Kimmel begins to anger former fans

Kimmel recently triggered a number of people in his audience by referring to supporters of the 2nd Amendment as “crazies.” The late-night talk show host thus violated one of the cardinal rules of entertainment in that he insulted a significant portion of his fan base. People who were affronted by Kimmel made their unhappiness known on Twitter.

Sabo strikes again

In the meantime, the guerilla street artist known as Sabo deployed several of his posters around the Los Angeles area, near Kimmel’s home and the studio from which the show is broadcast. One poster showed a weeping Kimmel with the caption “Jimmy Kimmel is a Cry Baby.” Another showed Kimmel with the words “The Jimmy Kimmel Estrogen Hour.” Kimmel responded by having himself photographed on a bench where one of the posters had been deployed, extending a middle finger.

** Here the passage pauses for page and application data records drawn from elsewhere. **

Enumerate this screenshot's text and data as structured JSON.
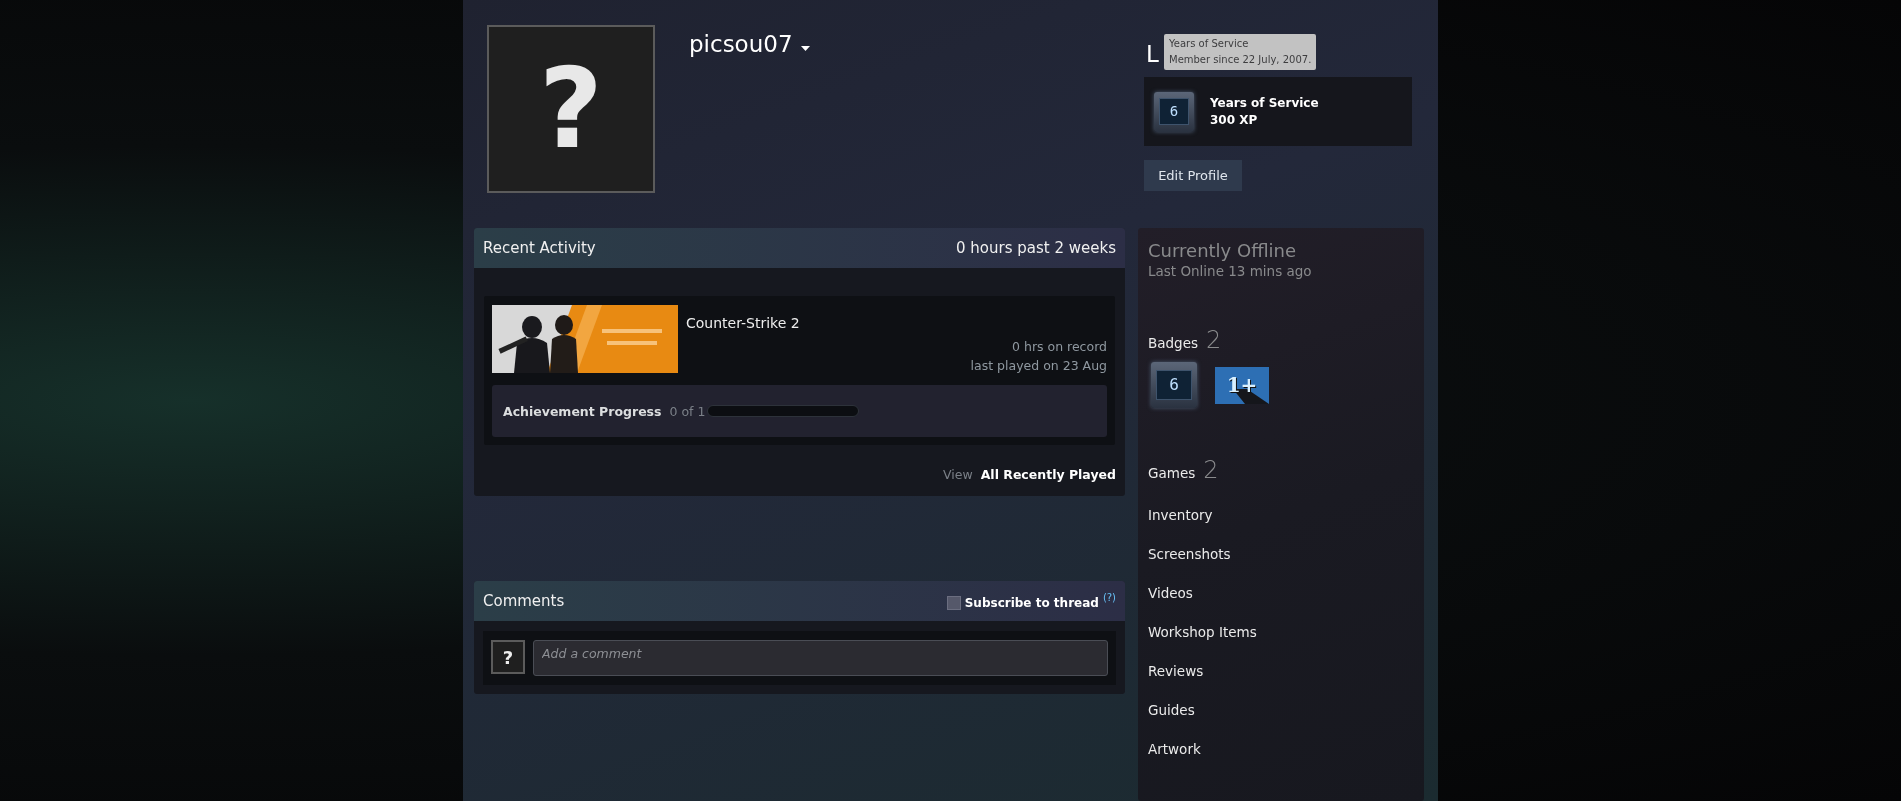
{
  "profile": {
    "avatar": "?",
    "name": "picsou07",
    "level_label": "L",
    "tooltip": {
      "title": "Years of Service",
      "text": "Member since 22 July, 2007."
    },
    "featured_badge": {
      "icon_text": "6",
      "name": "Years of Service",
      "xp": "300 XP"
    },
    "edit_button": "Edit Profile"
  },
  "recent_activity": {
    "title": "Recent Activity",
    "hours": "0 hours past 2 weeks",
    "games": [
      {
        "name": "Counter-Strike 2",
        "hours": "0 hrs on record",
        "last_played": "last played on 23 Aug",
        "achievement_label": "Achievement Progress",
        "achievement_count": "0 of 1",
        "level": 0
      }
    ],
    "view_label": "View",
    "view_link": "All Recently Played"
  },
  "comments": {
    "title": "Comments",
    "subscribe": {
      "label": "Subscribe to thread",
      "checked": false
    },
    "help": "(?)",
    "avatar": "?",
    "placeholder": "Add a comment"
  },
  "sidebar": {
    "status": "Currently Offline",
    "last_online": "Last Online 13 mins ago",
    "badges": {
      "label": "Badges",
      "count": "2",
      "items": [
        {
          "kind": "years",
          "text": "6"
        },
        {
          "kind": "plus",
          "text": "1+"
        }
      ]
    },
    "links": [
      {
        "label": "Games",
        "count": "2"
      },
      {
        "label": "Inventory"
      },
      {
        "label": "Screenshots"
      },
      {
        "label": "Videos"
      },
      {
        "label": "Workshop Items"
      },
      {
        "label": "Reviews"
      },
      {
        "label": "Guides"
      },
      {
        "label": "Artwork"
      }
    ]
  }
}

Ratings for late night are declining

The Washington Examiner notes that the late night viewership for CBS, NBC, and ABC combined numbered about eight million people. By contrast, Jay Leno, when he was still on the “Tonight Show” brought in six million pairs of eyes himself.

To be sure, a lot of millennials are ditching TV for more online entertainment.

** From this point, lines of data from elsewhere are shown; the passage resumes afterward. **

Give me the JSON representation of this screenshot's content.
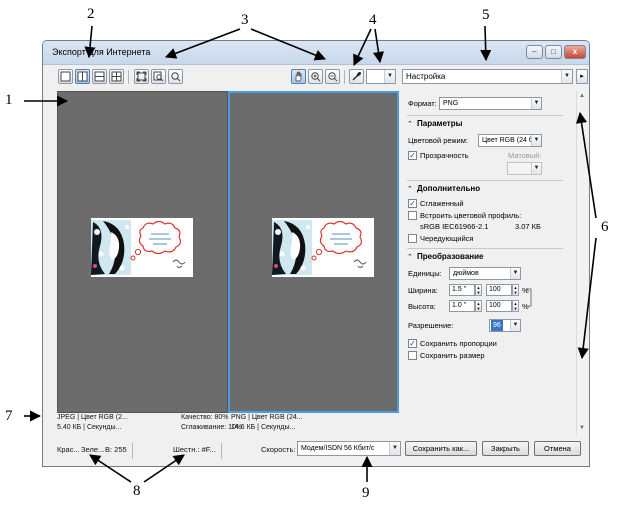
{
  "window": {
    "title": "Экспорт для Интернета",
    "buttons": {
      "minimize": "–",
      "maximize": "□",
      "close": "x"
    }
  },
  "toolbar": {
    "view_buttons": [
      "original-view",
      "2-up-vertical",
      "2-up-horizontal",
      "4-up"
    ],
    "zoom_buttons": [
      "fit",
      "zoom-100",
      "zoom-200"
    ],
    "tools": [
      "hand",
      "zoom-in",
      "zoom-out"
    ],
    "eyedropper_value": "",
    "preset": "Настройка",
    "preset_menu": "▸"
  },
  "info": {
    "left_line1_a": "JPEG  |  Цвет RGB (2...",
    "left_line1_b": "Качество: 80%",
    "left_line2_a": "5.40 КБ  |  Секунды...",
    "left_line2_b": "Сглаживание: 10%",
    "right_line1": "PNG  |  Цвет RGB (24...",
    "right_line2": "14.6 КБ  |  Секунды..."
  },
  "status": {
    "red": "Крас...",
    "green": "Зеле...",
    "blue": "В: 255",
    "hex": "Шестн.: #F...",
    "speed_label": "Скорость:",
    "speed_value": "Модем/ISDN 56 Кбит/с",
    "save_button": "Сохранить как...",
    "close_button": "Закрыть",
    "cancel_button": "Отмена"
  },
  "panel": {
    "format_label": "Формат:",
    "format_value": "PNG",
    "params_header": "Параметры",
    "color_mode_label": "Цветовой режим:",
    "color_mode_value": "Цвет RGB (24 б...",
    "transparency_label": "Прозрачность",
    "matte_label": "Матовый:",
    "extra_header": "Дополнительно",
    "antialias_label": "Сглаженный",
    "embed_profile_label": "Встроить цветовой профиль:",
    "profile_name": "sRGB IEC61966-2.1",
    "profile_size": "3.07 КБ",
    "interlaced_label": "Чередующийся",
    "transform_header": "Преобразование",
    "units_label": "Единицы:",
    "units_value": "дюймов",
    "width_label": "Ширина:",
    "width_value": "1.5 \"",
    "width_percent": "100",
    "height_label": "Высота:",
    "height_value": "1.0 \"",
    "height_percent": "100",
    "percent_sign": "%",
    "resolution_label": "Разрешение:",
    "resolution_value": "96",
    "keep_proportions_label": "Сохранить пропорции",
    "keep_size_label": "Сохранить размер",
    "checked": {
      "transparency": true,
      "antialias": true,
      "embed_profile": false,
      "interlaced": false,
      "keep_proportions": true,
      "keep_size": false
    }
  },
  "callouts": [
    "1",
    "2",
    "3",
    "4",
    "5",
    "6",
    "7",
    "8",
    "9"
  ],
  "colors": {
    "preview_bg": "#6c6c6c",
    "selected_border": "#4e9be0",
    "window_bg": "#f0f0f0"
  }
}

However, the evidence suggests that late night comedians who are too overtly partisan political are turning off their audiences. Leno and Craig Ferguson tended to be equal opportunity in their mocking of politicians when they went political at all. Leno and Ferguson also told jokes and refrained from lectures or rants about issues.

They knew that their first job was to be entertaining.

Network executives, sooner or later, are going to start to worry about losing viewership. Ads are still sold on network TV shows based on the number of eyeballs that are turned toward the TV monitor. The more people who turn off late night shows for some other form of entertainment, the less the networks can afford the hefty salaries they pay for their hosts. Eventually, something will have to be done.